### [Your goal]
Whatever appears in the records, write it out again exactly.

### [Record set]
----------

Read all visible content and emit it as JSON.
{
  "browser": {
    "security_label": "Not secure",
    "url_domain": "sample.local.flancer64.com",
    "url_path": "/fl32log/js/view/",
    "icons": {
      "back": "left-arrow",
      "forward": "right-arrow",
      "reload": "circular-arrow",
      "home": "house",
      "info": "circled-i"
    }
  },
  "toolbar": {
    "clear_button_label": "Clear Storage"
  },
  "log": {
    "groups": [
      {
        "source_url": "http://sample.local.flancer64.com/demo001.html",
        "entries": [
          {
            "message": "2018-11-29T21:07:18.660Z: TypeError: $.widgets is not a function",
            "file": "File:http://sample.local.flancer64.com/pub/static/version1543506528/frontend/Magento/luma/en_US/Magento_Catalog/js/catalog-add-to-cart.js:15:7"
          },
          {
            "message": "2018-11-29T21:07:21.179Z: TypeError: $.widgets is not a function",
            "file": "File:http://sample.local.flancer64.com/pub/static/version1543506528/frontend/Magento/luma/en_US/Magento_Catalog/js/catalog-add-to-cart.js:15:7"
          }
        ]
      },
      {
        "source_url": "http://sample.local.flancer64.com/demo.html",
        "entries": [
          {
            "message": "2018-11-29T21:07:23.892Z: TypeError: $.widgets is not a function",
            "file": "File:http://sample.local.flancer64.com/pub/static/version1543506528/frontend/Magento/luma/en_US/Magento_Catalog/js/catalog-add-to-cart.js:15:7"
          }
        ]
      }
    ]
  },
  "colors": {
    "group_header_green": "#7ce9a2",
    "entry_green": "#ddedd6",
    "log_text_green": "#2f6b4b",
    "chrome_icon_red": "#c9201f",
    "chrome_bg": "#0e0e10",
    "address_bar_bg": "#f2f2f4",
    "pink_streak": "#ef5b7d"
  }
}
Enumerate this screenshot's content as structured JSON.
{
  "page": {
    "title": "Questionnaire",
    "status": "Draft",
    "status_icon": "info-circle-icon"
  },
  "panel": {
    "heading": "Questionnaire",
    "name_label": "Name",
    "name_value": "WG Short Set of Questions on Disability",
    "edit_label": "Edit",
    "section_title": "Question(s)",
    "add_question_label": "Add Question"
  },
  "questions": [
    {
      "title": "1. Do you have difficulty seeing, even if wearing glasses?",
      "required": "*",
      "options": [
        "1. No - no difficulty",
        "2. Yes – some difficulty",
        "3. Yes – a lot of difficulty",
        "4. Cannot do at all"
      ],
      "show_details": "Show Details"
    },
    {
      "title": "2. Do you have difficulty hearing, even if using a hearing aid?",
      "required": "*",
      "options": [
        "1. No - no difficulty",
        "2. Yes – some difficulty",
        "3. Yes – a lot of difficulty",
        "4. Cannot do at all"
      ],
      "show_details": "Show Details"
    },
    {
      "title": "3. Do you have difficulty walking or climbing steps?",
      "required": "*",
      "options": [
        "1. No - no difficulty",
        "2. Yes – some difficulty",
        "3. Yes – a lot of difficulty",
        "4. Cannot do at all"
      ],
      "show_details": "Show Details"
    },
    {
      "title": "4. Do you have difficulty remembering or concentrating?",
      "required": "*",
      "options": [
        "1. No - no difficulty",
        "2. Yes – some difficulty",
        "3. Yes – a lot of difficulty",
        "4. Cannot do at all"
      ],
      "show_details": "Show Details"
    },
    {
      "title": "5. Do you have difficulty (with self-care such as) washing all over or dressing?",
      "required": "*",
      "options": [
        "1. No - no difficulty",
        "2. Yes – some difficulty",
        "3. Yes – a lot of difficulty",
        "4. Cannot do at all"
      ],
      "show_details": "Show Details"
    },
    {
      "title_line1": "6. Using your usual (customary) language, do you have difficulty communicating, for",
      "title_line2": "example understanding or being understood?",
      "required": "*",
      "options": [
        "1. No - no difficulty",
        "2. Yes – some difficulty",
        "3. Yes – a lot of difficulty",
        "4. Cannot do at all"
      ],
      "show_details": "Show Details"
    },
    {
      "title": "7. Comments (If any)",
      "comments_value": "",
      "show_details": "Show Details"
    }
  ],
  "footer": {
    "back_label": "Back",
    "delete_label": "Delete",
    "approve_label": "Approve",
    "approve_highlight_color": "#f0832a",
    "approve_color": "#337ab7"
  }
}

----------

### [Expected answer]
Read all visible content and emit it as JSON.
{
  "browser": {
    "security_label": "Not secure",
    "url_domain": "sample.local.flancer64.com",
    "url_path": "/fl32log/js/view/",
    "icons": {
      "back": "left-arrow",
      "forward": "right-arrow",
      "reload": "circular-arrow",
      "home": "house",
      "info": "circled-i"
    }
  },
  "toolbar": {
    "clear_button_label": "Clear Storage"
  },
  "log": {
    "groups": [
      {
        "source_url": "http://sample.local.flancer64.com/demo001.html",
        "entries": [
          {
            "message": "2018-11-29T21:07:18.660Z: TypeError: $.widgets is not a function",
            "file": "File:http://sample.local.flancer64.com/pub/static/version1543506528/frontend/Magento/luma/en_US/Magento_Catalog/js/catalog-add-to-cart.js:15:7"
          },
          {
            "message": "2018-11-29T21:07:21.179Z: TypeError: $.widgets is not a function",
            "file": "File:http://sample.local.flancer64.com/pub/static/version1543506528/frontend/Magento/luma/en_US/Magento_Catalog/js/catalog-add-to-cart.js:15:7"
          }
        ]
      },
      {
        "source_url": "http://sample.local.flancer64.com/demo.html",
        "entries": [
          {
            "message": "2018-11-29T21:07:23.892Z: TypeError: $.widgets is not a function",
            "file": "File:http://sample.local.flancer64.com/pub/static/version1543506528/frontend/Magento/luma/en_US/Magento_Catalog/js/catalog-add-to-cart.js:15:7"
          }
        ]
      }
    ]
  },
  "colors": {
    "group_header_green": "#7ce9a2",
    "entry_green": "#ddedd6",
    "log_text_green": "#2f6b4b",
    "chrome_icon_red": "#c9201f",
    "chrome_bg": "#0e0e10",
    "address_bar_bg": "#f2f2f4",
    "pink_streak": "#ef5b7d"
  }
}
Enumerate this screenshot's content as structured JSON.
{
  "page": {
    "title": "Questionnaire",
    "status": "Draft",
    "status_icon": "info-circle-icon"
  },
  "panel": {
    "heading": "Questionnaire",
    "name_label": "Name",
    "name_value": "WG Short Set of Questions on Disability",
    "edit_label": "Edit",
    "section_title": "Question(s)",
    "add_question_label": "Add Question"
  },
  "questions": [
    {
      "title": "1. Do you have difficulty seeing, even if wearing glasses?",
      "required": "*",
      "options": [
        "1. No - no difficulty",
        "2. Yes – some difficulty",
        "3. Yes – a lot of difficulty",
        "4. Cannot do at all"
      ],
      "show_details": "Show Details"
    },
    {
      "title": "2. Do you have difficulty hearing, even if using a hearing aid?",
      "required": "*",
      "options": [
        "1. No - no difficulty",
        "2. Yes – some difficulty",
        "3. Yes – a lot of difficulty",
        "4. Cannot do at all"
      ],
      "show_details": "Show Details"
    },
    {
      "title": "3. Do you have difficulty walking or climbing steps?",
      "required": "*",
      "options": [
        "1. No - no difficulty",
        "2. Yes – some difficulty",
        "3. Yes – a lot of difficulty",
        "4. Cannot do at all"
      ],
      "show_details": "Show Details"
    },
    {
      "title": "4. Do you have difficulty remembering or concentrating?",
      "required": "*",
      "options": [
        "1. No - no difficulty",
        "2. Yes – some difficulty",
        "3. Yes – a lot of difficulty",
        "4. Cannot do at all"
      ],
      "show_details": "Show Details"
    },
    {
      "title": "5. Do you have difficulty (with self-care such as) washing all over or dressing?",
      "required": "*",
      "options": [
        "1. No - no difficulty",
        "2. Yes – some difficulty",
        "3. Yes – a lot of difficulty",
        "4. Cannot do at all"
      ],
      "show_details": "Show Details"
    },
    {
      "title_line1": "6. Using your usual (customary) language, do you have difficulty communicating, for",
      "title_line2": "example understanding or being understood?",
      "required": "*",
      "options": [
        "1. No - no difficulty",
        "2. Yes – some difficulty",
        "3. Yes – a lot of difficulty",
        "4. Cannot do at all"
      ],
      "show_details": "Show Details"
    },
    {
      "title": "7. Comments (If any)",
      "comments_value": "",
      "show_details": "Show Details"
    }
  ],
  "footer": {
    "back_label": "Back",
    "delete_label": "Delete",
    "approve_label": "Approve",
    "approve_highlight_color": "#f0832a",
    "approve_color": "#337ab7"
  }
}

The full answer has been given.